There are several crucial elements to the Montessori curriculum, including:
- Mixed aged classrooms
- Student choice of activities
- Three hour uninterrupted blocks of activity time
- Discovery education
- Freedom of movement within the classroom
and the Primary Grades
Montessori believed that children develop through interaction with their environment and that children, especially those in the early primary grades, have an innate path of discovery. Given a free environment of discovery, Montessori believed that children will naturally choose paths of optimal development.
The Montessori curriculum specifically requires a prepared classroom environment, overseen by a specially trained instructor. The environment is geared towards independent development by the child. Along the various stages of childhood development, Montessori believed that different learning modes needed specific educational approaches.
Independent Learners and Montessori

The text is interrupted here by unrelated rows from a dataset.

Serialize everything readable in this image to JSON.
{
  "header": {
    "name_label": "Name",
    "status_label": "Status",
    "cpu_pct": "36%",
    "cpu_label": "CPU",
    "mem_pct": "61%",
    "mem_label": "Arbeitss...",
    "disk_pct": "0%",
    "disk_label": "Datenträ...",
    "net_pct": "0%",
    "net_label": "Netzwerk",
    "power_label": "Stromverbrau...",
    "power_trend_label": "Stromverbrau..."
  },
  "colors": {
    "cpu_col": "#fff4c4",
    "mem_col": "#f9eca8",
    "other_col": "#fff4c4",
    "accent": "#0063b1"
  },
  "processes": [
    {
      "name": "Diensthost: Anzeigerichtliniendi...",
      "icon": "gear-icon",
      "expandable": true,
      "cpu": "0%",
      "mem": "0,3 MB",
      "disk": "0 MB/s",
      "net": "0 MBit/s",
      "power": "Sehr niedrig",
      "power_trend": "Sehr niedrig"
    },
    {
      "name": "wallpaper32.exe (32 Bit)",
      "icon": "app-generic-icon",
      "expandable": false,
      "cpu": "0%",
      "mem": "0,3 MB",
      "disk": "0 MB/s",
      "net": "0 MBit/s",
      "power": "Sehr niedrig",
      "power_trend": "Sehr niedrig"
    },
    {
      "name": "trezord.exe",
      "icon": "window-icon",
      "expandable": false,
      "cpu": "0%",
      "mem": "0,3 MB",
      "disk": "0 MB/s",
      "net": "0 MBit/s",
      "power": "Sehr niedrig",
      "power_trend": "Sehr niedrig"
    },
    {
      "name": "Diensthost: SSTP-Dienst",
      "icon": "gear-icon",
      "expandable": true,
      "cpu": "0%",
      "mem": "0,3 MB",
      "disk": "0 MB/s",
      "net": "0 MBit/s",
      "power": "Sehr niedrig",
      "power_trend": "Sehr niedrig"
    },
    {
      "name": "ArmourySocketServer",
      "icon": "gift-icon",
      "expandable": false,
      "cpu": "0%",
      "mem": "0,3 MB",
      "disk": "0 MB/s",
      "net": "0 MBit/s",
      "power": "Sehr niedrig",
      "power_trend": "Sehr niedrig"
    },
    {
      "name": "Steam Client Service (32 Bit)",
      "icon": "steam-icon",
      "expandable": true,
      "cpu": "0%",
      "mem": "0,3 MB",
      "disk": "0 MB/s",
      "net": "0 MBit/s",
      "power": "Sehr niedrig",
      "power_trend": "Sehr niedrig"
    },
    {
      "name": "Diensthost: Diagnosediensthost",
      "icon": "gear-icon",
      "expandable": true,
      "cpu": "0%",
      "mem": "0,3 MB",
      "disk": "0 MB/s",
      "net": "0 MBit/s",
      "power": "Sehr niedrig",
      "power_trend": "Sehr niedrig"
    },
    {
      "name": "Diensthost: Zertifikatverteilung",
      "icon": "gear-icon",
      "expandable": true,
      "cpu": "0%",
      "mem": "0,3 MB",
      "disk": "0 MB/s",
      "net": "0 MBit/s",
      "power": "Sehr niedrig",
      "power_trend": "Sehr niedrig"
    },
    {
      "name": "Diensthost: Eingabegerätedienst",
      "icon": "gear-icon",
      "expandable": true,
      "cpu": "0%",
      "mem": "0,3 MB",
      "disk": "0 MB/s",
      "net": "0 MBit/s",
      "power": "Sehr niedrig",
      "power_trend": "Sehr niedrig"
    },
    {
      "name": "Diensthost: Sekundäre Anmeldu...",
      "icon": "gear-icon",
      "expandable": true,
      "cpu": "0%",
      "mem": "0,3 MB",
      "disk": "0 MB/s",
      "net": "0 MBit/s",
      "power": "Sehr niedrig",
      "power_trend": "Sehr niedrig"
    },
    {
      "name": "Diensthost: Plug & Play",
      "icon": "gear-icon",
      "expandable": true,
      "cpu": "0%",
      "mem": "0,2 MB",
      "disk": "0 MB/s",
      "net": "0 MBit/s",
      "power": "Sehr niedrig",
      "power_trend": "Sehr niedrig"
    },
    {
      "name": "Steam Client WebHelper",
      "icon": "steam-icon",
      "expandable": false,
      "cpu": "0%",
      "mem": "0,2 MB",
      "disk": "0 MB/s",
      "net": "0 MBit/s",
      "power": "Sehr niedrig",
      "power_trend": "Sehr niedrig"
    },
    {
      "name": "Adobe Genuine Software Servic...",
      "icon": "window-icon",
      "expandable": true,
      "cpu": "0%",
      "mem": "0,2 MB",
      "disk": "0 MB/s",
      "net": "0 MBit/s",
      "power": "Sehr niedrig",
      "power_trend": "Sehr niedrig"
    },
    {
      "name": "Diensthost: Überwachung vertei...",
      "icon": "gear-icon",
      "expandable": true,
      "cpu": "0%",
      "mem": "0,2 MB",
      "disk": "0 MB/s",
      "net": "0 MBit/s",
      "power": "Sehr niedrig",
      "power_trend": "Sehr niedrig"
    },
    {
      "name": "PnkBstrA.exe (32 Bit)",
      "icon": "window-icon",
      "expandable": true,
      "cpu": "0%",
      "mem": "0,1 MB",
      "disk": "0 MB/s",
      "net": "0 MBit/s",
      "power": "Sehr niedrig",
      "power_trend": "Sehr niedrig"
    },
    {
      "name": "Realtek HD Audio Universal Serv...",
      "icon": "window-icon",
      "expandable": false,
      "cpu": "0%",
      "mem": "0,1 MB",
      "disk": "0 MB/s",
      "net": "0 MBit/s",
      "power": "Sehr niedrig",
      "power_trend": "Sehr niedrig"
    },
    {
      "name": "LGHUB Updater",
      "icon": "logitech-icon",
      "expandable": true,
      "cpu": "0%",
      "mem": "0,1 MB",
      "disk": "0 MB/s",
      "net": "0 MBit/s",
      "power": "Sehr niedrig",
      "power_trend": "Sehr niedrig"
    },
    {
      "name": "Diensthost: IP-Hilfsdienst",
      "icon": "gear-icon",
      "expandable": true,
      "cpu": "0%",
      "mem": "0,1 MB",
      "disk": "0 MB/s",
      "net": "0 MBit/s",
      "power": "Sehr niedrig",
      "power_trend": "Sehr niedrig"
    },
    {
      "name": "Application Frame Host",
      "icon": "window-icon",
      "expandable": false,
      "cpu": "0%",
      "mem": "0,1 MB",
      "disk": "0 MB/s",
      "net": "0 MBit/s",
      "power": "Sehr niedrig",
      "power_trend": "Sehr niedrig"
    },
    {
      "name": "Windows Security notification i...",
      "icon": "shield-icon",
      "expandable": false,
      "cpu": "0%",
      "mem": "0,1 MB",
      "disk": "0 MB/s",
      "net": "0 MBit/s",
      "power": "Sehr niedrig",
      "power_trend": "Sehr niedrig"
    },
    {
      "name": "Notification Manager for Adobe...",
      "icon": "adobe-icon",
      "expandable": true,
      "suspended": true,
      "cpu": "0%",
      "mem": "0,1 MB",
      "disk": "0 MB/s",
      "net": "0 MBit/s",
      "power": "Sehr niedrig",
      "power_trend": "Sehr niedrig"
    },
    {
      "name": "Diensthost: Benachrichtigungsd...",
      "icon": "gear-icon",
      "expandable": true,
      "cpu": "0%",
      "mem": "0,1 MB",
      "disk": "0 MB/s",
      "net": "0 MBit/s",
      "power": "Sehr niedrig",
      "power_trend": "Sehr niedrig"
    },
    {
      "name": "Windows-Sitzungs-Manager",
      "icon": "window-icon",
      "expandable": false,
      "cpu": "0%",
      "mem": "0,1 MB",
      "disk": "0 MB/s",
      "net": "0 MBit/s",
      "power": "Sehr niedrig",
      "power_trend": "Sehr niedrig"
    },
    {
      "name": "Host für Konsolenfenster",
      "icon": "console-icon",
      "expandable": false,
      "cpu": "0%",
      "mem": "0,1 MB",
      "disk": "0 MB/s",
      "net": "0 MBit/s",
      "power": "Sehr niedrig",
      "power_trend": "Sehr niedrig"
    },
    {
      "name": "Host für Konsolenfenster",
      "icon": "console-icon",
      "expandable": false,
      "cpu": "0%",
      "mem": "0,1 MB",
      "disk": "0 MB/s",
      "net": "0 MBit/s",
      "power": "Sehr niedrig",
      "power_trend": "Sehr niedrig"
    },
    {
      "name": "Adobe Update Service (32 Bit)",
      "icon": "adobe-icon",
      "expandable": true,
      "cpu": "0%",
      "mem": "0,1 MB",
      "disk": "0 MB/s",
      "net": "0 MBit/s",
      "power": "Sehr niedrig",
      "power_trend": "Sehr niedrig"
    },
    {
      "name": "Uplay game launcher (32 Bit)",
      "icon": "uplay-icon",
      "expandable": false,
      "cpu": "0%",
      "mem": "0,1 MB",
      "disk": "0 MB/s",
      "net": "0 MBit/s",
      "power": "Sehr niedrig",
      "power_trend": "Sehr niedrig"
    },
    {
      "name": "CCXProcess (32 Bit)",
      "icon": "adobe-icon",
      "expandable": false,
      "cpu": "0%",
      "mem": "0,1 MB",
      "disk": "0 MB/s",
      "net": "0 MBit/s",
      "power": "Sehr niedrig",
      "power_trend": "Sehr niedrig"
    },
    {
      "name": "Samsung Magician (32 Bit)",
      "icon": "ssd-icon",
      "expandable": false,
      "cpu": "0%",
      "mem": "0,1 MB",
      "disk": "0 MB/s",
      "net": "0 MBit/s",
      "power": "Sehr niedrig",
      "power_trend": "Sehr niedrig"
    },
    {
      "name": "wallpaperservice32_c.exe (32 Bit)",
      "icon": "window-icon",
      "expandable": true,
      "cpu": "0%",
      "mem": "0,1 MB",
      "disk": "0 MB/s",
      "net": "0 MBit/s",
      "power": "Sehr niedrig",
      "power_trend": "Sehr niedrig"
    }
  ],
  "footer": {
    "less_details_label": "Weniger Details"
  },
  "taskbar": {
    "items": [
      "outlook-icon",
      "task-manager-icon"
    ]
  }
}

The Montessori curriculum has specific practices for children from birth to three, three to six, six to twelve and twelve to eighteen years of age. Her original work was focused more on the younger stages, where independent work is directed by the student with minimal guidance from the teacher, who oversees the environment.